Rick Jacobs, executive vice mayor and deputy chief of staff to Mayor Eric Garcetti, gives a speech at the annual Bastille Day reception at La Residence de France on July 14, 2016, in Beverly Hills, California. (Tasia Wells/Getty Images)

It also says Jacobs condoned his own "predatory" behavior under the justification he is a gay man. 

Much of the evidence cited in the report has previously been made public. However, one apparently new account involves a whistleblower who allegedly saw Jacobs at the U.S.-China Climate Summit in Los Angeles in 2015 sexually harass an employee who was working on a laptop, including pressing his groin area on the person's back. Senior staffers later laughed it off, the report said.

"Investigators believe this allegation is credible because it fits the pattern of behavior described by several other senior staff members in Mayor Garcetti’s office, and because of its similarity to allegations" in the lawsuit, the report found. It also describes how Jacobs made racist remarks at the office toward his Chinese assistant, and Black and Indian employees. 

Sen. Charles Grassley speaks to the media as he arrives at the U.S. Capitol on April 25, 2022. 

Sen. Charles Grassley speaks to the media as he arrives at the U.S. Capitol on April 25, 2022. 

"This partisan report was a hit job from the beginning, and many of the claims have already been conclusively debunked by more serious independent reports," White House deputy press secretary Chris Meagher said in a statement reacting to the Senate investigation into Garcetti. "It repackages allegations already addressed under oath and does not interview key participants."

At a Senate Foreign Relations Committee hearing in December, Garcetti told lawmakers considering his nomination as ambassador to India that he never witnessed Jacobs sexually harass his police bodyguards, allegations that are at the center of a lawsuit filed against his administration.

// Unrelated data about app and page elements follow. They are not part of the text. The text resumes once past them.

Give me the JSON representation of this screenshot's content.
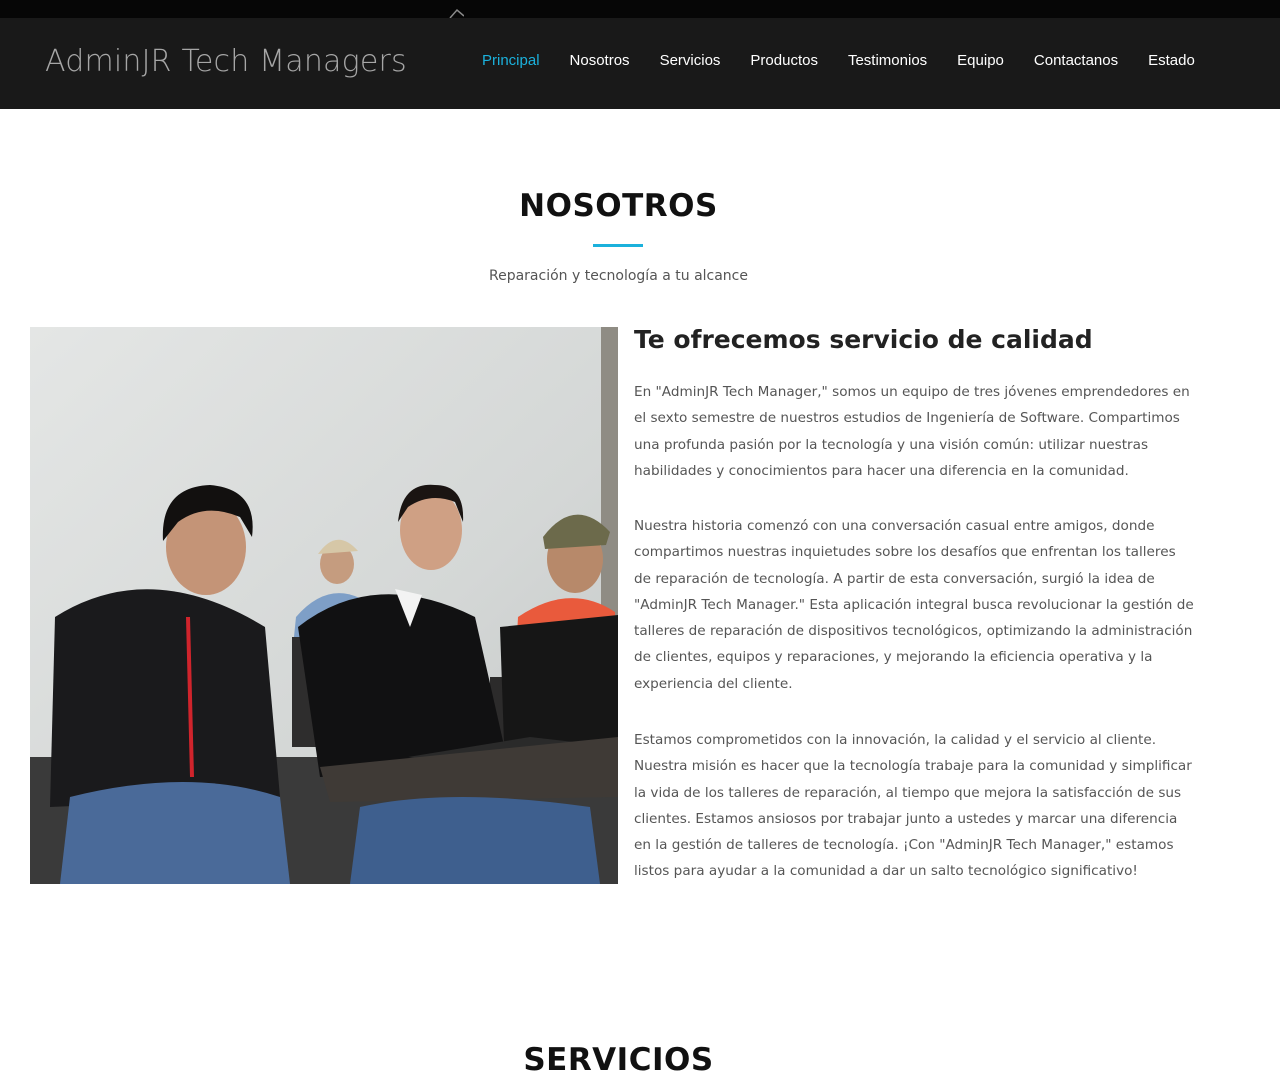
{
  "navbar": {
    "brand": "AdminJR Tech Managers",
    "items": [
      {
        "label": "Principal",
        "active": true
      },
      {
        "label": "Nosotros",
        "active": false
      },
      {
        "label": "Servicios",
        "active": false
      },
      {
        "label": "Productos",
        "active": false
      },
      {
        "label": "Testimonios",
        "active": false
      },
      {
        "label": "Equipo",
        "active": false
      },
      {
        "label": "Contactanos",
        "active": false
      },
      {
        "label": "Estado",
        "active": false
      }
    ]
  },
  "about": {
    "title": "NOSOTROS",
    "subtitle": "Reparación y tecnología a tu alcance",
    "heading": "Te ofrecemos servicio de calidad",
    "paragraphs": [
      "En \"AdminJR Tech Manager,\" somos un equipo de tres jóvenes emprendedores en el sexto semestre de nuestros estudios de Ingeniería de Software. Compartimos una profunda pasión por la tecnología y una visión común: utilizar nuestras habilidades y conocimientos para hacer una diferencia en la comunidad.",
      "Nuestra historia comenzó con una conversación casual entre amigos, donde compartimos nuestras inquietudes sobre los desafíos que enfrentan los talleres de reparación de tecnología. A partir de esta conversación, surgió la idea de \"AdminJR Tech Manager.\" Esta aplicación integral busca revolucionar la gestión de talleres de reparación de dispositivos tecnológicos, optimizando la administración de clientes, equipos y reparaciones, y mejorando la eficiencia operativa y la experiencia del cliente.",
      "Estamos comprometidos con la innovación, la calidad y el servicio al cliente. Nuestra misión es hacer que la tecnología trabaje para la comunidad y simplificar la vida de los talleres de reparación, al tiempo que mejora la satisfacción de sus clientes. Estamos ansiosos por trabajar junto a ustedes y marcar una diferencia en la gestión de talleres de tecnología. ¡Con \"AdminJR Tech Manager,\" estamos listos para ayudar a la comunidad a dar un salto tecnológico significativo!"
    ]
  },
  "services": {
    "title": "SERVICIOS"
  },
  "colors": {
    "accent": "#1bb1dc",
    "navbar_bg": "#191919",
    "heading": "#111111",
    "body_text": "#555555"
  }
}
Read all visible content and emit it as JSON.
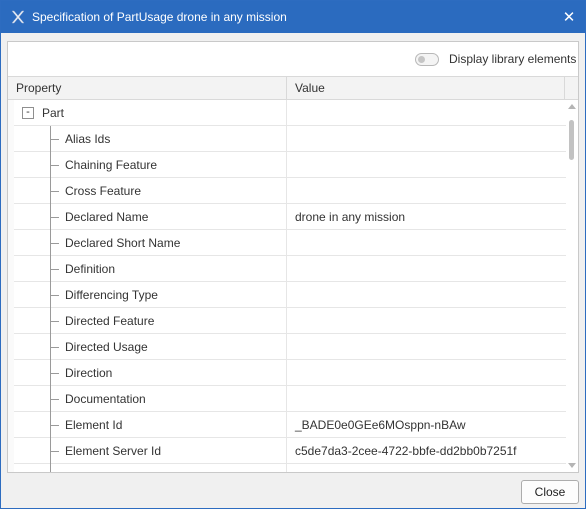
{
  "window": {
    "title": "Specification of PartUsage drone in any mission",
    "app_icon": "x-app-icon",
    "close_icon": "close-icon"
  },
  "toolbar": {
    "toggle_label": "Display library elements",
    "toggle_on": false
  },
  "grid": {
    "columns": {
      "property": "Property",
      "value": "Value"
    },
    "group": {
      "label": "Part",
      "expander": "-"
    },
    "rows": [
      {
        "property": "Alias Ids",
        "value": ""
      },
      {
        "property": "Chaining Feature",
        "value": ""
      },
      {
        "property": "Cross Feature",
        "value": ""
      },
      {
        "property": "Declared Name",
        "value": "drone in any mission"
      },
      {
        "property": "Declared Short Name",
        "value": ""
      },
      {
        "property": "Definition",
        "value": ""
      },
      {
        "property": "Differencing Type",
        "value": ""
      },
      {
        "property": "Directed Feature",
        "value": ""
      },
      {
        "property": "Directed Usage",
        "value": ""
      },
      {
        "property": "Direction",
        "value": ""
      },
      {
        "property": "Documentation",
        "value": ""
      },
      {
        "property": "Element Id",
        "value": "_BADE0e0GEe6MOsppn-nBAw"
      },
      {
        "property": "Element Server Id",
        "value": "c5de7da3-2cee-4722-bbfe-dd2bb0b7251f"
      }
    ]
  },
  "footer": {
    "close_label": "Close"
  },
  "colors": {
    "titlebar": "#2b6bbf",
    "accent_border": "#2d6cc0"
  }
}
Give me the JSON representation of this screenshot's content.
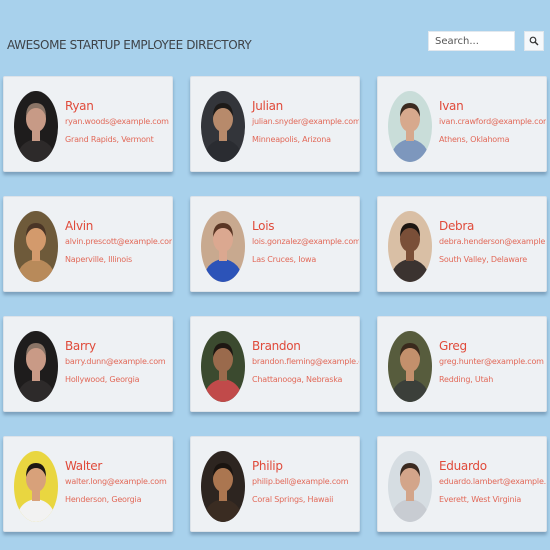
{
  "header": {
    "title": "AWESOME STARTUP EMPLOYEE DIRECTORY",
    "search_placeholder": "Search...",
    "search_icon": "magnifier-icon"
  },
  "colors": {
    "background": "#a8d1ec",
    "card": "#eef1f4",
    "name": "#e04a3a",
    "details": "#e26a5a",
    "title": "#3e4348"
  },
  "employees": [
    {
      "name": "Ryan",
      "email": "ryan.woods@example.com",
      "location": "Grand Rapids, Vermont",
      "avatar": {
        "bg": "#1e1c1c",
        "skin": "#c79a86",
        "hair": "#8a7466",
        "shirt": "#2d2a2a"
      }
    },
    {
      "name": "Julian",
      "email": "julian.snyder@example.com",
      "location": "Minneapolis, Arizona",
      "avatar": {
        "bg": "#33353a",
        "skin": "#b78a6b",
        "hair": "#1d1a18",
        "shirt": "#2a2c31"
      }
    },
    {
      "name": "Ivan",
      "email": "ivan.crawford@example.com",
      "location": "Athens, Oklahoma",
      "avatar": {
        "bg": "#c9ddd9",
        "skin": "#d7a98d",
        "hair": "#3a2a20",
        "shirt": "#7d97bd"
      }
    },
    {
      "name": "Alvin",
      "email": "alvin.prescott@example.com",
      "location": "Naperville, Illinois",
      "avatar": {
        "bg": "#6e5a3a",
        "skin": "#d39a6c",
        "hair": "#4a3526",
        "shirt": "#b88a5a"
      }
    },
    {
      "name": "Lois",
      "email": "lois.gonzalez@example.com",
      "location": "Las Cruces, Iowa",
      "avatar": {
        "bg": "#c8a98f",
        "skin": "#dba890",
        "hair": "#5a3624",
        "shirt": "#2c53b8"
      }
    },
    {
      "name": "Debra",
      "email": "debra.henderson@example.com",
      "location": "South Valley, Delaware",
      "avatar": {
        "bg": "#d9bfa5",
        "skin": "#7a4f38",
        "hair": "#1c1612",
        "shirt": "#3b3330"
      }
    },
    {
      "name": "Barry",
      "email": "barry.dunn@example.com",
      "location": "Hollywood, Georgia",
      "avatar": {
        "bg": "#1e1c1c",
        "skin": "#c99a86",
        "hair": "#8a7466",
        "shirt": "#2d2a2a"
      }
    },
    {
      "name": "Brandon",
      "email": "brandon.fleming@example.com",
      "location": "Chattanooga, Nebraska",
      "avatar": {
        "bg": "#3b4a2f",
        "skin": "#9a6a4c",
        "hair": "#1d1712",
        "shirt": "#c14a4a"
      }
    },
    {
      "name": "Greg",
      "email": "greg.hunter@example.com",
      "location": "Redding, Utah",
      "avatar": {
        "bg": "#575c3d",
        "skin": "#c3906c",
        "hair": "#3a2a1d",
        "shirt": "#3b3f3a"
      }
    },
    {
      "name": "Walter",
      "email": "walter.long@example.com",
      "location": "Henderson, Georgia",
      "avatar": {
        "bg": "#e9d640",
        "skin": "#d8a17a",
        "hair": "#1e1814",
        "shirt": "#f2f2f2"
      }
    },
    {
      "name": "Philip",
      "email": "philip.bell@example.com",
      "location": "Coral Springs, Hawaii",
      "avatar": {
        "bg": "#2d2520",
        "skin": "#ab7650",
        "hair": "#1a1410",
        "shirt": "#3a2c22"
      }
    },
    {
      "name": "Eduardo",
      "email": "eduardo.lambert@example.com",
      "location": "Everett, West Virginia",
      "avatar": {
        "bg": "#d6dde2",
        "skin": "#d3a58a",
        "hair": "#3a2a20",
        "shirt": "#c8ccd2"
      }
    }
  ]
}
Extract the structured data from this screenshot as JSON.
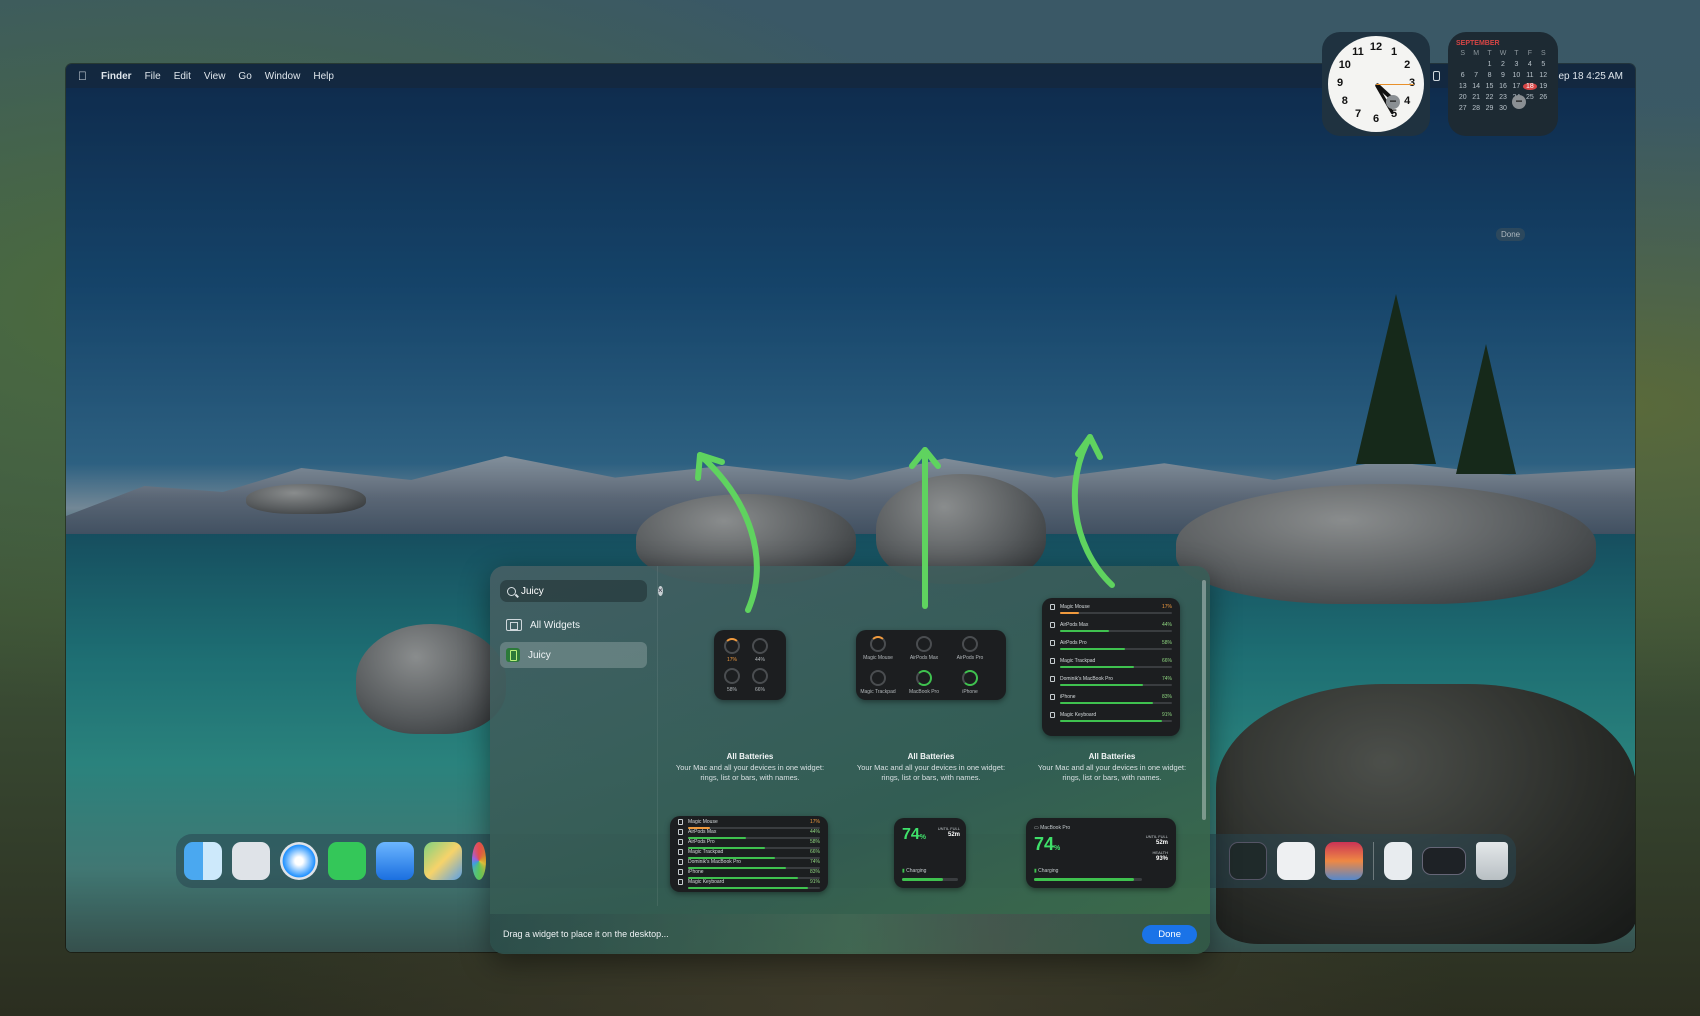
{
  "menubar": {
    "apple_icon": "apple-icon",
    "app_name": "Finder",
    "items": [
      "File",
      "Edit",
      "View",
      "Go",
      "Window",
      "Help"
    ],
    "datetime": "Fri Sep 18  4:25 AM"
  },
  "clock_widget": {
    "numbers": [
      "12",
      "1",
      "2",
      "3",
      "4",
      "5",
      "6",
      "7",
      "8",
      "9",
      "10",
      "11"
    ]
  },
  "calendar_widget": {
    "month": "SEPTEMBER",
    "weekdays": [
      "S",
      "M",
      "T",
      "W",
      "T",
      "F",
      "S"
    ],
    "rows": [
      [
        "",
        "",
        "1",
        "2",
        "3",
        "4",
        "5"
      ],
      [
        "6",
        "7",
        "8",
        "9",
        "10",
        "11",
        "12"
      ],
      [
        "13",
        "14",
        "15",
        "16",
        "17",
        "18",
        "19"
      ],
      [
        "20",
        "21",
        "22",
        "23",
        "24",
        "25",
        "26"
      ],
      [
        "27",
        "28",
        "29",
        "30",
        "",
        "",
        ""
      ]
    ],
    "today": "18"
  },
  "desktop_done_label": "Done",
  "gallery": {
    "search_value": "Juicy",
    "sidebar": {
      "all_widgets": "All Widgets",
      "juicy": "Juicy"
    },
    "widgets": [
      {
        "title": "All Batteries",
        "description": "Your Mac and all your devices in one widget: rings, list or bars, with names."
      },
      {
        "title": "All Batteries",
        "description": "Your Mac and all your devices in one widget: rings, list or bars, with names."
      },
      {
        "title": "All Batteries",
        "description": "Your Mac and all your devices in one widget: rings, list or bars, with names."
      }
    ],
    "small_rings": {
      "labels": [
        "17%",
        "44%",
        "58%",
        "66%"
      ]
    },
    "medium_rings": {
      "labels": [
        "Magic Mouse",
        "AirPods Max",
        "AirPods Pro",
        "Magic Trackpad",
        "MacBook Pro",
        "iPhone"
      ]
    },
    "large_list": {
      "rows": [
        {
          "name": "Magic Mouse",
          "pct": "17%",
          "level": 0.17
        },
        {
          "name": "AirPods Max",
          "pct": "44%",
          "level": 0.44
        },
        {
          "name": "AirPods Pro",
          "pct": "58%",
          "level": 0.58
        },
        {
          "name": "Magic Trackpad",
          "pct": "66%",
          "level": 0.66
        },
        {
          "name": "Dominik's MacBook Pro",
          "pct": "74%",
          "level": 0.74
        },
        {
          "name": "iPhone",
          "pct": "83%",
          "level": 0.83
        },
        {
          "name": "Magic Keyboard",
          "pct": "91%",
          "level": 0.91
        }
      ]
    },
    "mac_small": {
      "pct": "74",
      "pct_unit": "%",
      "until_full": "UNTIL FULL",
      "time": "52m",
      "status": "Charging"
    },
    "mac_medium": {
      "device": "MacBook Pro",
      "pct": "74",
      "pct_unit": "%",
      "until_full": "UNTIL FULL",
      "time": "52m",
      "health_label": "HEALTH",
      "health": "93%",
      "status": "Charging"
    },
    "footer_hint": "Drag a widget to place it on the desktop...",
    "done_label": "Done"
  },
  "colors": {
    "accent": "#1a73e8",
    "arrow": "#5fd35f",
    "battery_green": "#3fc24f",
    "battery_orange": "#f09a3e"
  }
}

The lawsuit alleges Garcetti often witnessed the behavior and laughed it off. 

Grassley disclosed the investigation in March, saying he had received "numerous credible allegations" that Garcetti was aware of the sexual harassment but did nothing to stop it. 

At the time, he said he could not vote to confirm Garcetti, saying the nation deserved an ambassador who will "represent the values of the United States."

CLICK HERE TO GET THE FOX NEWS APP

Investigators interviewed 15 witnesses, read 26 depositions taken in the lawsuit and consulted other materials, including emails and text messages. The report said Garcetti and Jacobs declined to be interviewed.

In a statement to the Associated Press, Garcetti spokeswoman Dae Levine said, "No new facts were uncovered in this report and Mayor Garcetti strongly reaffirms the simple truth that he never witnessed or was made aware of sexual harassment."

The Associated Press contributed to this report.